### Work request
Please state in a single number how many lines of the entries below include the word "checked".
===== Stored data
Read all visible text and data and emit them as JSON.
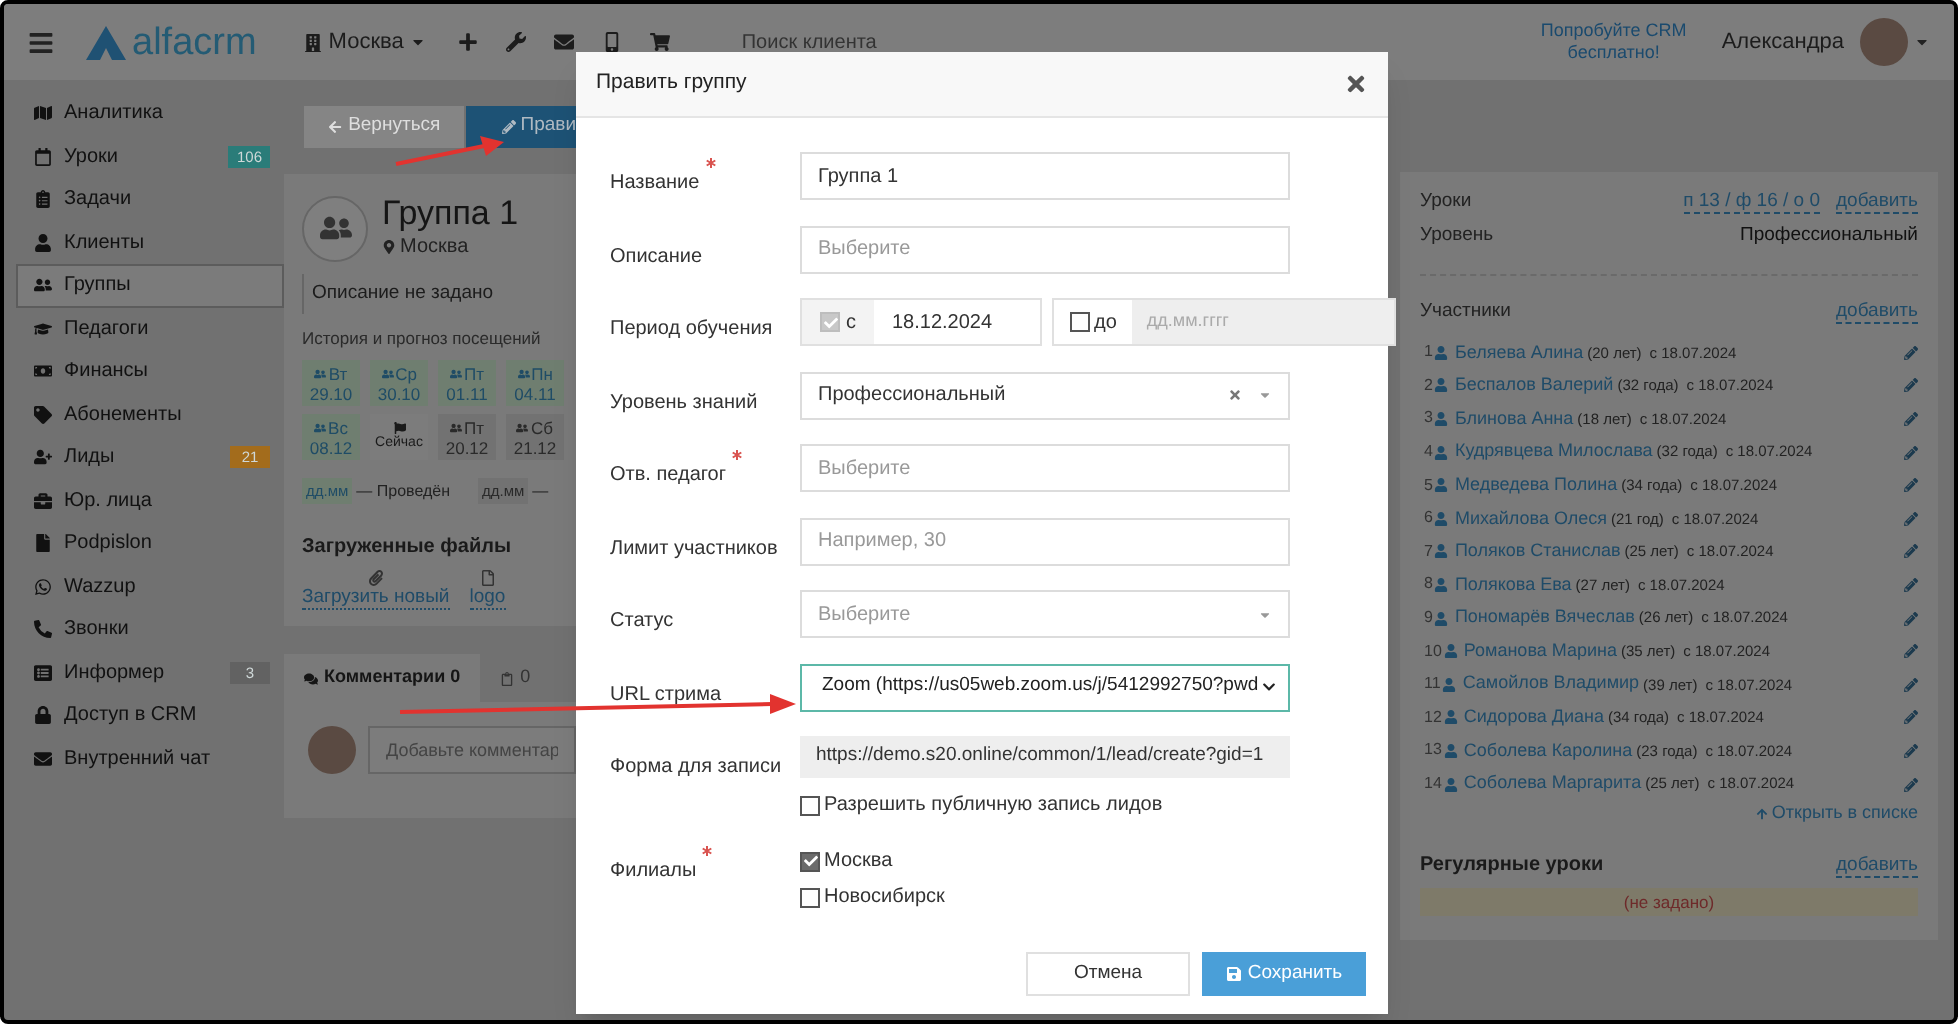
{
  "topbar": {
    "branch": "Москва",
    "search_placeholder": "Поиск клиента",
    "logo": "alfacrm",
    "promo": "Попробуйте CRM бесплатно!",
    "user": "Александра"
  },
  "sidebar": {
    "items": [
      {
        "label": "Аналитика",
        "selected": false
      },
      {
        "label": "Уроки",
        "selected": false,
        "badge": "106",
        "color": "#2a7c79"
      },
      {
        "label": "Задачи",
        "selected": false
      },
      {
        "label": "Клиенты",
        "selected": false
      },
      {
        "label": "Группы",
        "selected": true
      },
      {
        "label": "Педагоги",
        "selected": false
      },
      {
        "label": "Финансы",
        "selected": false
      },
      {
        "label": "Абонементы",
        "selected": false
      },
      {
        "label": "Лиды",
        "selected": false,
        "badge": "21",
        "color": "#a36c1c"
      },
      {
        "label": "Юр. лица",
        "selected": false
      },
      {
        "label": "Podpislon",
        "selected": false
      },
      {
        "label": "Wazzup",
        "selected": false
      },
      {
        "label": "Звонки",
        "selected": false
      },
      {
        "label": "Информер",
        "selected": false,
        "badge": "3",
        "color": "#626262"
      },
      {
        "label": "Доступ в CRM",
        "selected": false
      },
      {
        "label": "Внутренний чат",
        "selected": false
      }
    ]
  },
  "toolbar": {
    "back": "Вернуться",
    "edit": "Прави"
  },
  "group": {
    "title": "Группа 1",
    "branch": "Москва",
    "description": "Описание не задано",
    "history_title": "История и прогноз посещений",
    "visits": [
      {
        "kind": "past",
        "day": "Вт",
        "date": "29.10"
      },
      {
        "kind": "past",
        "day": "Ср",
        "date": "30.10"
      },
      {
        "kind": "past",
        "day": "Пт",
        "date": "01.11"
      },
      {
        "kind": "past",
        "day": "Пн",
        "date": "04.11"
      },
      {
        "kind": "past",
        "day": "Вс",
        "date": "08.12"
      },
      {
        "kind": "now",
        "label": "Сейчас"
      },
      {
        "kind": "future",
        "day": "Пт",
        "date": "20.12"
      },
      {
        "kind": "future",
        "day": "Сб",
        "date": "21.12"
      }
    ],
    "legend": [
      {
        "kind": "past",
        "sample": "дд.мм",
        "text": "— Проведён"
      },
      {
        "kind": "future",
        "sample": "дд.мм",
        "text": "—"
      }
    ],
    "files_title": "Загруженные файлы",
    "files": [
      {
        "kind": "upload",
        "label": "Загрузить новый"
      },
      {
        "kind": "file",
        "label": "logo"
      }
    ]
  },
  "comments": {
    "tabs": [
      {
        "label": "Комментарии 0",
        "selected": true
      },
      {
        "label": "0",
        "selected": false
      }
    ],
    "placeholder": "Добавьте комментар"
  },
  "right_panel": {
    "lessons_label": "Уроки",
    "lessons_stats": "п 13 / ф 16 / о 0",
    "lessons_add": "добавить",
    "level_label": "Уровень",
    "level_value": "Профессиональный",
    "participants_title": "Участники",
    "participants_add": "добавить",
    "participants": [
      {
        "num": "1",
        "name": "Беляева Алина",
        "age": "(20 лет)",
        "since": "с 18.07.2024"
      },
      {
        "num": "2",
        "name": "Беспалов Валерий",
        "age": "(32 года)",
        "since": "с 18.07.2024"
      },
      {
        "num": "3",
        "name": "Блинова Анна",
        "age": "(18 лет)",
        "since": "с 18.07.2024"
      },
      {
        "num": "4",
        "name": "Кудрявцева Милослава",
        "age": "(32 года)",
        "since": "с 18.07.2024"
      },
      {
        "num": "5",
        "name": "Медведева Полина",
        "age": "(34 года)",
        "since": "с 18.07.2024"
      },
      {
        "num": "6",
        "name": "Михайлова Олеся",
        "age": "(21 год)",
        "since": "с 18.07.2024"
      },
      {
        "num": "7",
        "name": "Поляков Станислав",
        "age": "(25 лет)",
        "since": "с 18.07.2024"
      },
      {
        "num": "8",
        "name": "Полякова Ева",
        "age": "(27 лет)",
        "since": "с 18.07.2024"
      },
      {
        "num": "9",
        "name": "Пономарёв Вячеслав",
        "age": "(26 лет)",
        "since": "с 18.07.2024"
      },
      {
        "num": "10",
        "name": "Романова Марина",
        "age": "(35 лет)",
        "since": "с 18.07.2024"
      },
      {
        "num": "11",
        "name": "Самойлов Владимир",
        "age": "(39 лет)",
        "since": "с 18.07.2024"
      },
      {
        "num": "12",
        "name": "Сидорова Диана",
        "age": "(34 года)",
        "since": "с 18.07.2024"
      },
      {
        "num": "13",
        "name": "Соболева Каролина",
        "age": "(23 года)",
        "since": "с 18.07.2024"
      },
      {
        "num": "14",
        "name": "Соболева Маргарита",
        "age": "(25 лет)",
        "since": "с 18.07.2024"
      }
    ],
    "open_list": "Открыть в списке",
    "regular_title": "Регулярные уроки",
    "regular_add": "добавить",
    "regular_empty": "(не задано)"
  },
  "modal": {
    "title": "Править группу",
    "fields": [
      {
        "kind": "text",
        "label": "Название",
        "required": true,
        "value": "Группа 1"
      },
      {
        "kind": "text",
        "label": "Описание",
        "required": false,
        "placeholder": "Выберите"
      },
      {
        "kind": "period",
        "label": "Период обучения",
        "required": false,
        "from": {
          "label": "с",
          "checked": true,
          "disabled": true,
          "value": "18.12.2024"
        },
        "to": {
          "label": "до",
          "checked": false,
          "disabled": true,
          "placeholder": "дд.мм.гггг"
        }
      },
      {
        "kind": "select",
        "label": "Уровень знаний",
        "required": false,
        "value": "Профессиональный",
        "clearable": true
      },
      {
        "kind": "text",
        "label": "Отв. педагог",
        "required": true,
        "placeholder": "Выберите"
      },
      {
        "kind": "text",
        "label": "Лимит участников",
        "required": false,
        "placeholder": "Например, 30"
      },
      {
        "kind": "select",
        "label": "Статус",
        "required": false,
        "placeholder": "Выберите",
        "clearable": false
      },
      {
        "kind": "native_select",
        "label": "URL стрима",
        "required": false,
        "value": "Zoom (https://us05web.zoom.us/j/5412992750?pwd",
        "focused": true
      },
      {
        "kind": "readonly",
        "label": "Форма для записи",
        "required": false,
        "value": "https://demo.s20.online/common/1/lead/create?gid=1",
        "option": {
          "label": "Разрешить публичную запись лидов",
          "checked": false
        }
      },
      {
        "kind": "checklist",
        "label": "Филиалы",
        "required": true,
        "options": [
          {
            "label": "Москва",
            "checked": true
          },
          {
            "label": "Новосибирск",
            "checked": false
          }
        ]
      }
    ],
    "buttons": [
      {
        "kind": "secondary",
        "label": "Отмена"
      },
      {
        "kind": "primary",
        "label": "Сохранить"
      }
    ]
  }
}
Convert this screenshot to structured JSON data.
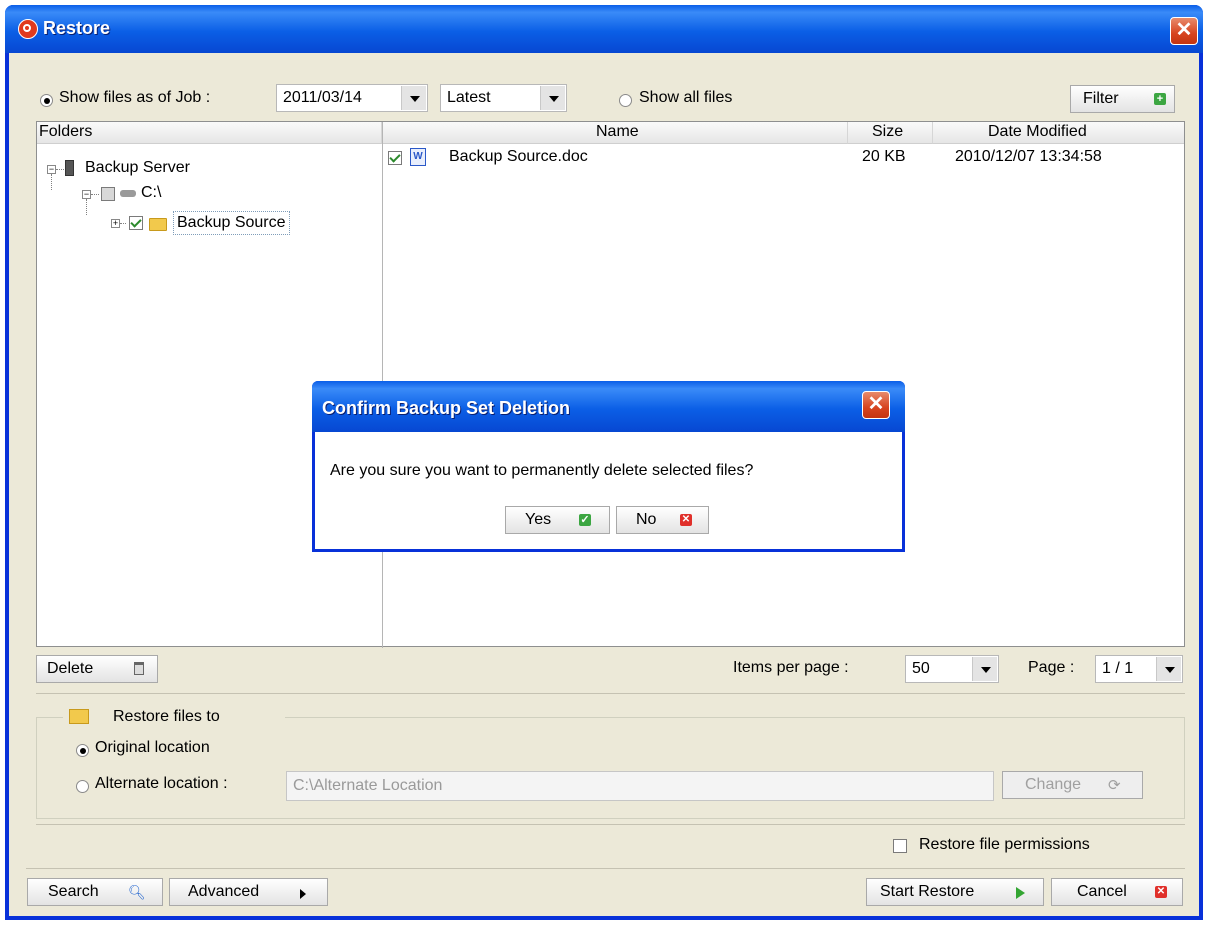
{
  "window": {
    "title": "Restore"
  },
  "options": {
    "show_as_of_job_label": "Show files as of Job :",
    "job_date": "2011/03/14",
    "version": "Latest",
    "show_all_label": "Show all files",
    "filter_label": "Filter"
  },
  "folders_header": "Folders",
  "tree": {
    "server": "Backup Server",
    "drive": "C:\\",
    "folder": "Backup Source"
  },
  "files": {
    "columns": {
      "name": "Name",
      "size": "Size",
      "date": "Date Modified"
    },
    "rows": [
      {
        "name": "Backup Source.doc",
        "size": "20 KB",
        "date": "2010/12/07 13:34:58",
        "checked": true
      }
    ]
  },
  "toolbar": {
    "delete_label": "Delete",
    "items_per_page_label": "Items per page :",
    "items_per_page": "50",
    "page_label": "Page :",
    "page_value": "1 / 1"
  },
  "restore_to": {
    "legend": "Restore files to",
    "original_label": "Original location",
    "alternate_label": "Alternate location :",
    "alternate_placeholder": "C:\\Alternate Location",
    "change_label": "Change"
  },
  "permissions_label": "Restore file permissions",
  "bottom": {
    "search_label": "Search",
    "advanced_label": "Advanced",
    "start_label": "Start Restore",
    "cancel_label": "Cancel"
  },
  "dialog": {
    "title": "Confirm Backup Set Deletion",
    "message": "Are you sure you want to permanently delete selected files?",
    "yes_label": "Yes",
    "no_label": "No"
  }
}
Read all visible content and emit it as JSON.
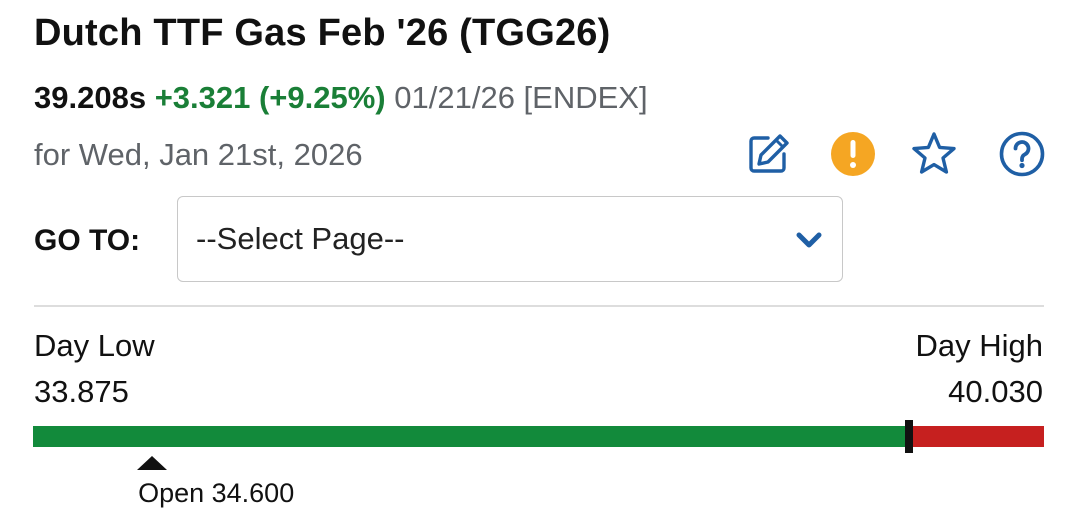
{
  "header": {
    "title": "Dutch TTF Gas Feb '26 (TGG26)",
    "last_price": "39.208s",
    "change": "+3.321 (+9.25%)",
    "trade_date": "01/21/26 [ENDEX]",
    "for_date": "for Wed, Jan 21st, 2026"
  },
  "toolbar": {
    "icons": [
      "edit-icon",
      "alert-icon",
      "star-icon",
      "help-icon"
    ]
  },
  "goto": {
    "label": "GO TO:",
    "select_value": "--Select Page--"
  },
  "day_range": {
    "low_label": "Day Low",
    "low_value": "33.875",
    "high_label": "Day High",
    "high_value": "40.030",
    "low": 33.875,
    "high": 40.03,
    "last": 39.208,
    "open": 34.6,
    "open_label": "Open 34.600"
  },
  "colors": {
    "positive": "#1a7f37",
    "bar_green": "#128a3b",
    "bar_red": "#c6201f",
    "icon_blue": "#1f5fa5",
    "alert_orange": "#f5a623"
  }
}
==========
### Exercise result
6